[Saved entries]

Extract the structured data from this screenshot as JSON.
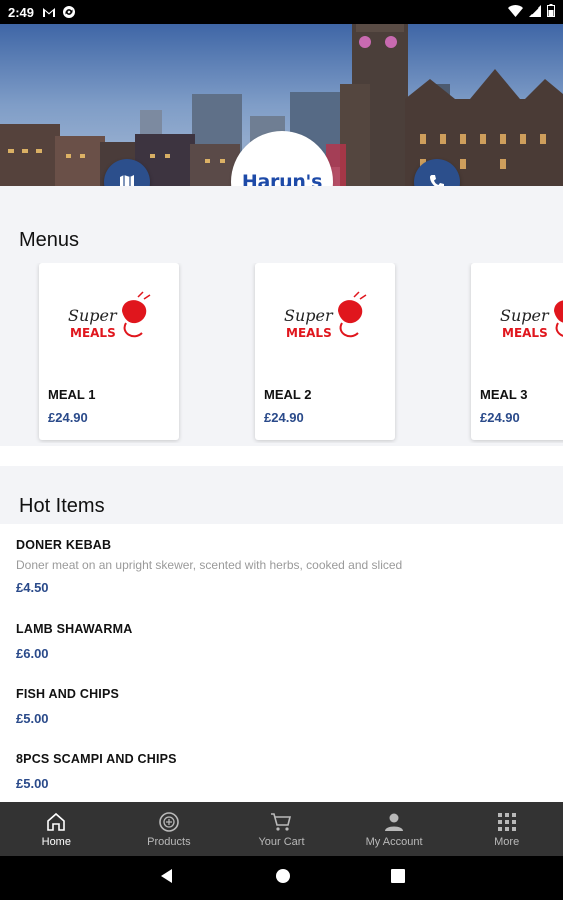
{
  "status_bar": {
    "time": "2:49",
    "left_icons": [
      "gmail-m-icon",
      "sync-icon"
    ],
    "right_icons": [
      "wifi-icon",
      "signal-icon",
      "battery-icon"
    ]
  },
  "header": {
    "brand_logo_text": "Harun's",
    "map_button": "map-icon",
    "call_button": "phone-icon"
  },
  "menus": {
    "title": "Menus",
    "logo_text_top": "Super",
    "logo_text_bottom": "MEALS",
    "items": [
      {
        "name": "MEAL 1",
        "price": "£24.90"
      },
      {
        "name": "MEAL 2",
        "price": "£24.90"
      },
      {
        "name": "MEAL 3",
        "price": "£24.90"
      }
    ]
  },
  "hot_items": {
    "title": "Hot Items",
    "items": [
      {
        "name": "DONER KEBAB",
        "description": "Doner meat on an upright skewer, scented with herbs, cooked and sliced",
        "price": "£4.50"
      },
      {
        "name": "LAMB SHAWARMA",
        "description": "",
        "price": "£6.00"
      },
      {
        "name": "FISH AND CHIPS",
        "description": "",
        "price": "£5.00"
      },
      {
        "name": "8PCS SCAMPI AND CHIPS",
        "description": "",
        "price": "£5.00"
      }
    ]
  },
  "bottom_nav": {
    "items": [
      {
        "label": "Home",
        "icon": "home-icon",
        "active": true
      },
      {
        "label": "Products",
        "icon": "products-icon",
        "active": false
      },
      {
        "label": "Your Cart",
        "icon": "cart-icon",
        "active": false
      },
      {
        "label": "My Account",
        "icon": "account-icon",
        "active": false
      },
      {
        "label": "More",
        "icon": "grid-icon",
        "active": false
      }
    ]
  },
  "colors": {
    "accent": "#2c4f8c",
    "price": "#2a4a8a",
    "nav_bg": "#333333",
    "section_bg": "#f3f4f7",
    "logo_red": "#e0161d"
  }
}
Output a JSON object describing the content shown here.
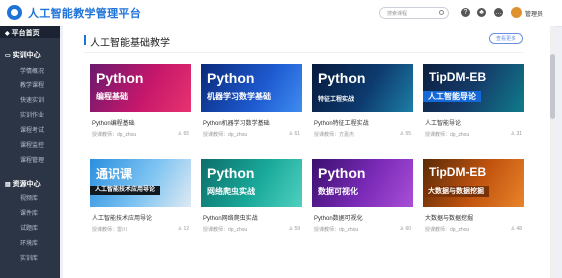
{
  "app": {
    "title": "人工智能教学管理平台"
  },
  "header": {
    "search_placeholder": "搜索课程",
    "help_glyph": "?",
    "notify_glyph": "♣",
    "chat_glyph": "…",
    "user_name": "管理员"
  },
  "sidebar": {
    "home": "平台首页",
    "teaching": {
      "label": "实训中心",
      "items": [
        "学情概况",
        "教学课程",
        "快速实训",
        "实训作业",
        "课程考试",
        "课程监控",
        "课程管理"
      ]
    },
    "resource": {
      "label": "资源中心",
      "items": [
        "视频库",
        "课件库",
        "试题库",
        "环境库",
        "实训库"
      ]
    }
  },
  "section": {
    "title": "人工智能基础教学",
    "more_label": "查看更多"
  },
  "courses": [
    {
      "cover_title": "Python",
      "cover_sub": "编程基础",
      "name": "Python编程基础",
      "teacher": "授课教师：dp_zhou",
      "students": "65"
    },
    {
      "cover_title": "Python",
      "cover_sub": "机器学习数学基础",
      "name": "Python机器学习数学基础",
      "teacher": "授课教师：dp_zhou",
      "students": "61"
    },
    {
      "cover_title": "Python",
      "cover_sub": "特征工程实战",
      "name": "Python特征工程实战",
      "teacher": "授课教师：方嘉杰",
      "students": "55"
    },
    {
      "cover_title": "TipDM-EB",
      "cover_sub": "人工智能导论",
      "name": "人工智能导论",
      "teacher": "授课教师：dp_zhou",
      "students": "31"
    },
    {
      "cover_title": "通识课",
      "cover_sub": "人工智能技术应用导论",
      "name": "人工智能技术应用导论",
      "teacher": "授课教师：雷川",
      "students": "12"
    },
    {
      "cover_title": "Python",
      "cover_sub": "网络爬虫实战",
      "name": "Python网络爬虫实战",
      "teacher": "授课教师：dp_zhou",
      "students": "59"
    },
    {
      "cover_title": "Python",
      "cover_sub": "数据可视化",
      "name": "Python数据可视化",
      "teacher": "授课教师：dp_zhou",
      "students": "60"
    },
    {
      "cover_title": "TipDM-EB",
      "cover_sub": "大数据与数据挖掘",
      "name": "大数据与数据挖掘",
      "teacher": "授课教师：dp_zhou",
      "students": "48"
    }
  ],
  "colors": {
    "accent": "#1e73d8",
    "sidebar": "#2b3546"
  }
}
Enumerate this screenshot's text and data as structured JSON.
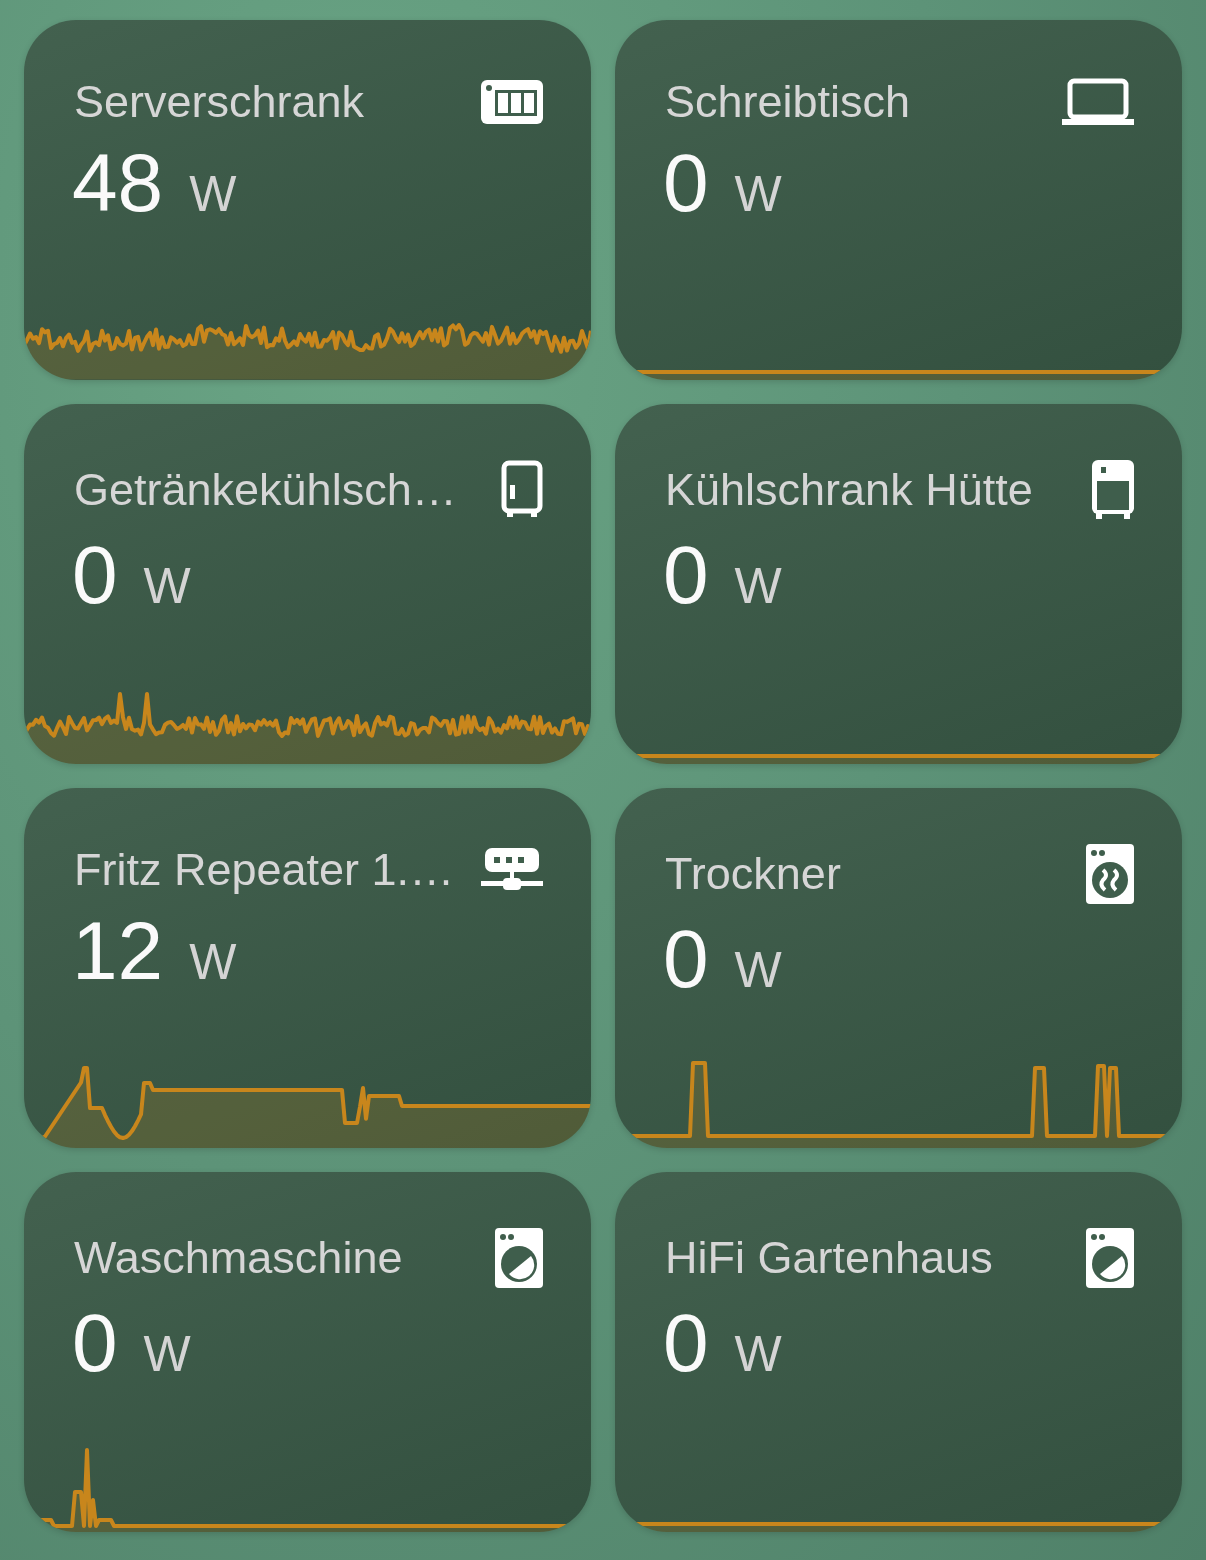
{
  "cards": [
    {
      "title": "Serverschrank",
      "value": "48",
      "unit": "W"
    },
    {
      "title": "Schreibtisch",
      "value": "0",
      "unit": "W"
    },
    {
      "title": "Getränkekühlsch…",
      "value": "0",
      "unit": "W"
    },
    {
      "title": "Kühlschrank Hütte",
      "value": "0",
      "unit": "W"
    },
    {
      "title": "Fritz Repeater 1.…",
      "value": "12",
      "unit": "W"
    },
    {
      "title": "Trockner",
      "value": "0",
      "unit": "W"
    },
    {
      "title": "Waschmaschine",
      "value": "0",
      "unit": "W"
    },
    {
      "title": "HiFi Gartenhaus",
      "value": "0",
      "unit": "W"
    }
  ]
}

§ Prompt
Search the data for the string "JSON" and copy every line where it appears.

§ Reply to the exercise
Extract the structured data from this screenshot as JSON.
Output a JSON object describing the content shown here.
Enumerate this screenshot's text and data as structured JSON.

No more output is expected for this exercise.